My freshman year spring, during an internship interview with an environmental group, the interviewer was asking me about what I thought about the organic food industry. I was taking a course on food politics at the time and readily answered by referring to a text I had read for class a few weeks prior, which described how the organic food industry is basically a scam and farmers just meet the bare minimum of regulations to call food ‘organic’ so that they can price their food at triple the price. I expected her to agree with my so articulate analysis of the geopolitical produce economy. Instead, she frowned and asked something along the lines of, “So you’re saying we should get rid of organic farming despite the fact that it had significantly reduced carbon emissions, gotten rid of a large proportion of factory farms, and given more humane treatment to animals?” I backtracked and tried to salvage my point, but I knew she was completely right. I was so quick to criticize a movement, just because it wasn’t the perfect solution, rather than praise it for the positive impacts it has made.

There is no one ‘correct’ solution to climate change, so it seems easier to criticize possible improvements and stick to the status quo, but then no improvements will ever be made. So I believe in doing the little actions and trying to make a positive impact with each one. Living in Portland is a great lesson in this. The City of Portland has a composting system, which has been extremely successful. Composting is a habit in Portland; everyone has containers for trash, recycling, and compost outside their house. Just from the individual actions of people composting, Portland has seen a 44% drop in the amount of trash the city puts in landfills.
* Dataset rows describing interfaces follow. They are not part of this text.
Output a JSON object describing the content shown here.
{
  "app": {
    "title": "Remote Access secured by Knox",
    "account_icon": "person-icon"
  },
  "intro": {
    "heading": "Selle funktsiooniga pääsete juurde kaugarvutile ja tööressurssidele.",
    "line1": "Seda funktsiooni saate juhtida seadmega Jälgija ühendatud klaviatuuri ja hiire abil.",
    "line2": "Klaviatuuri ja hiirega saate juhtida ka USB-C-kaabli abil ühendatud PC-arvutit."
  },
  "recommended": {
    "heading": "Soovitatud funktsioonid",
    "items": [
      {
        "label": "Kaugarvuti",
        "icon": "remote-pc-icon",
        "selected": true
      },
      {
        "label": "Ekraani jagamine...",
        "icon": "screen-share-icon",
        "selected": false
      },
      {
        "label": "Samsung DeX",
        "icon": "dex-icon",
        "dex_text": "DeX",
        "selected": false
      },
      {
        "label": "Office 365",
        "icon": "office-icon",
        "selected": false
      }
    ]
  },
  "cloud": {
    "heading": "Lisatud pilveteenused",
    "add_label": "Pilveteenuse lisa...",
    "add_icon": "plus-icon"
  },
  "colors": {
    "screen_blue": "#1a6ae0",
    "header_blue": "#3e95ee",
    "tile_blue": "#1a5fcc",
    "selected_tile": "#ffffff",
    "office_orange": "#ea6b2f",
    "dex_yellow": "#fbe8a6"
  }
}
Every person’s individual choice to compost has led to a significant environmental win.

So maybe I’ll do some more research and switch my diet to some other climate-friendly restriction, or find out some new information and start buying bananas again. But just doing some small action is so much better than doing nothing at all.